▶ _What you are asked to do_: Although the records include pictures, print only the rest, exactly as written.

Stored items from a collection
================

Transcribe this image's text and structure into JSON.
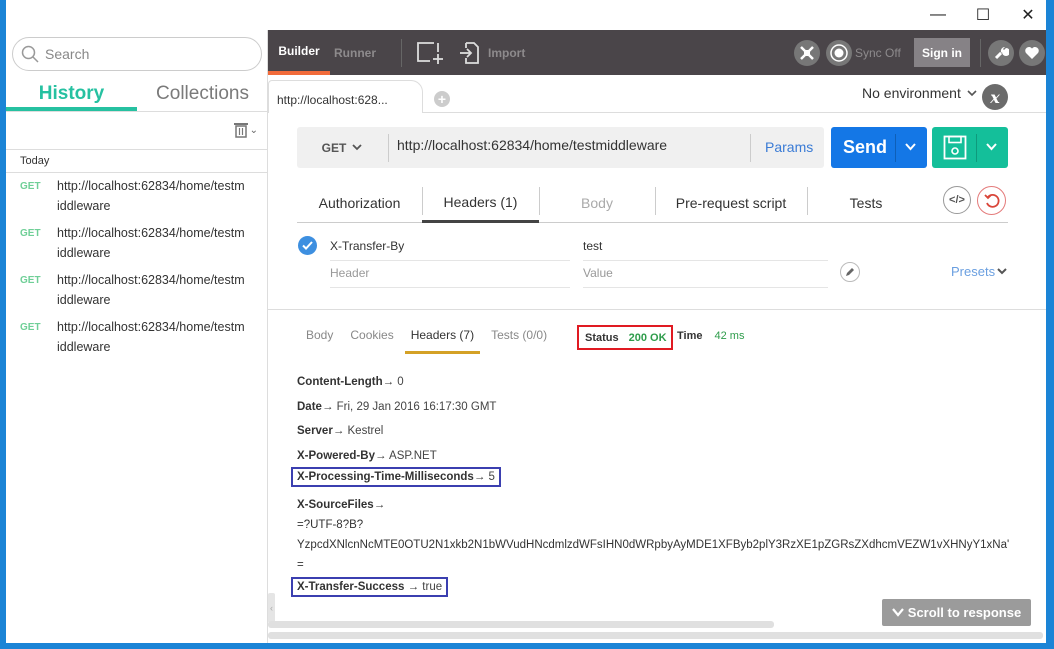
{
  "window": {
    "controls": {
      "minimize": "—",
      "maximize": "☐",
      "close": "✕"
    }
  },
  "sidebar": {
    "search_placeholder": "Search",
    "tabs": [
      {
        "label": "History",
        "active": true
      },
      {
        "label": "Collections",
        "active": false
      }
    ],
    "group_label": "Today",
    "history": [
      {
        "method": "GET",
        "url": "http://localhost:62834/home/testmiddleware"
      },
      {
        "method": "GET",
        "url": "http://localhost:62834/home/testmiddleware"
      },
      {
        "method": "GET",
        "url": "http://localhost:62834/home/testmiddleware"
      },
      {
        "method": "GET",
        "url": "http://localhost:62834/home/testmiddleware"
      }
    ]
  },
  "topbar": {
    "builder": "Builder",
    "runner": "Runner",
    "import": "Import",
    "sync": "Sync Off",
    "signin": "Sign in"
  },
  "tabs": {
    "request_tab": "http://localhost:628...",
    "environment": "No environment"
  },
  "request": {
    "method": "GET",
    "url": "http://localhost:62834/home/testmiddleware",
    "params_label": "Params",
    "send_label": "Send",
    "tabs": [
      {
        "label": "Authorization",
        "state": "normal"
      },
      {
        "label": "Headers (1)",
        "state": "active"
      },
      {
        "label": "Body",
        "state": "disabled"
      },
      {
        "label": "Pre-request script",
        "state": "normal"
      },
      {
        "label": "Tests",
        "state": "normal"
      }
    ],
    "headers": [
      {
        "key": "X-Transfer-By",
        "value": "test",
        "enabled": true
      }
    ],
    "header_placeholder": "Header",
    "value_placeholder": "Value",
    "presets_label": "Presets"
  },
  "response": {
    "tabs": [
      {
        "label": "Body",
        "active": false
      },
      {
        "label": "Cookies",
        "active": false
      },
      {
        "label": "Headers (7)",
        "active": true
      },
      {
        "label": "Tests (0/0)",
        "active": false
      }
    ],
    "status_label": "Status",
    "status_value": "200 OK",
    "time_label": "Time",
    "time_value": "42 ms",
    "headers": [
      {
        "key": "Content-Length",
        "value": "0",
        "highlight": false
      },
      {
        "key": "Date",
        "value": "Fri, 29 Jan 2016 16:17:30 GMT",
        "highlight": false
      },
      {
        "key": "Server",
        "value": "Kestrel",
        "highlight": false
      },
      {
        "key": "X-Powered-By",
        "value": "ASP.NET",
        "highlight": false
      },
      {
        "key": "X-Processing-Time-Milliseconds",
        "value": "5",
        "highlight": true
      },
      {
        "key": "X-SourceFiles",
        "value": "",
        "highlight": false
      },
      {
        "key": "X-Transfer-Success",
        "value": "true",
        "highlight": true
      }
    ],
    "sourcefiles_lines": [
      "=?UTF-8?B?",
      "YzpcdXNlcnNcMTE0OTU2N1xkb2N1bWVudHNcdmlzdWFsIHN0dWRpbyAyMDE1XFByb2plY3RzXE1pZGRsZXdhcmVEZW1vXHNyY1xNa'",
      "="
    ],
    "arrow": "→",
    "scroll_to_response": "Scroll to response"
  }
}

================

▶ _Answer to the problem_:
Transcribe this image's text and structure into JSON.
{
  "window": {
    "controls": {
      "minimize": "—",
      "maximize": "☐",
      "close": "✕"
    }
  },
  "sidebar": {
    "search_placeholder": "Search",
    "tabs": [
      {
        "label": "History",
        "active": true
      },
      {
        "label": "Collections",
        "active": false
      }
    ],
    "group_label": "Today",
    "history": [
      {
        "method": "GET",
        "url": "http://localhost:62834/home/testmiddleware"
      },
      {
        "method": "GET",
        "url": "http://localhost:62834/home/testmiddleware"
      },
      {
        "method": "GET",
        "url": "http://localhost:62834/home/testmiddleware"
      },
      {
        "method": "GET",
        "url": "http://localhost:62834/home/testmiddleware"
      }
    ]
  },
  "topbar": {
    "builder": "Builder",
    "runner": "Runner",
    "import": "Import",
    "sync": "Sync Off",
    "signin": "Sign in"
  },
  "tabs": {
    "request_tab": "http://localhost:628...",
    "environment": "No environment"
  },
  "request": {
    "method": "GET",
    "url": "http://localhost:62834/home/testmiddleware",
    "params_label": "Params",
    "send_label": "Send",
    "tabs": [
      {
        "label": "Authorization",
        "state": "normal"
      },
      {
        "label": "Headers (1)",
        "state": "active"
      },
      {
        "label": "Body",
        "state": "disabled"
      },
      {
        "label": "Pre-request script",
        "state": "normal"
      },
      {
        "label": "Tests",
        "state": "normal"
      }
    ],
    "headers": [
      {
        "key": "X-Transfer-By",
        "value": "test",
        "enabled": true
      }
    ],
    "header_placeholder": "Header",
    "value_placeholder": "Value",
    "presets_label": "Presets"
  },
  "response": {
    "tabs": [
      {
        "label": "Body",
        "active": false
      },
      {
        "label": "Cookies",
        "active": false
      },
      {
        "label": "Headers (7)",
        "active": true
      },
      {
        "label": "Tests (0/0)",
        "active": false
      }
    ],
    "status_label": "Status",
    "status_value": "200 OK",
    "time_label": "Time",
    "time_value": "42 ms",
    "headers": [
      {
        "key": "Content-Length",
        "value": "0",
        "highlight": false
      },
      {
        "key": "Date",
        "value": "Fri, 29 Jan 2016 16:17:30 GMT",
        "highlight": false
      },
      {
        "key": "Server",
        "value": "Kestrel",
        "highlight": false
      },
      {
        "key": "X-Powered-By",
        "value": "ASP.NET",
        "highlight": false
      },
      {
        "key": "X-Processing-Time-Milliseconds",
        "value": "5",
        "highlight": true
      },
      {
        "key": "X-SourceFiles",
        "value": "",
        "highlight": false
      },
      {
        "key": "X-Transfer-Success",
        "value": "true",
        "highlight": true
      }
    ],
    "sourcefiles_lines": [
      "=?UTF-8?B?",
      "YzpcdXNlcnNcMTE0OTU2N1xkb2N1bWVudHNcdmlzdWFsIHN0dWRpbyAyMDE1XFByb2plY3RzXE1pZGRsZXdhcmVEZW1vXHNyY1xNa'",
      "="
    ],
    "arrow": "→",
    "scroll_to_response": "Scroll to response"
  }
}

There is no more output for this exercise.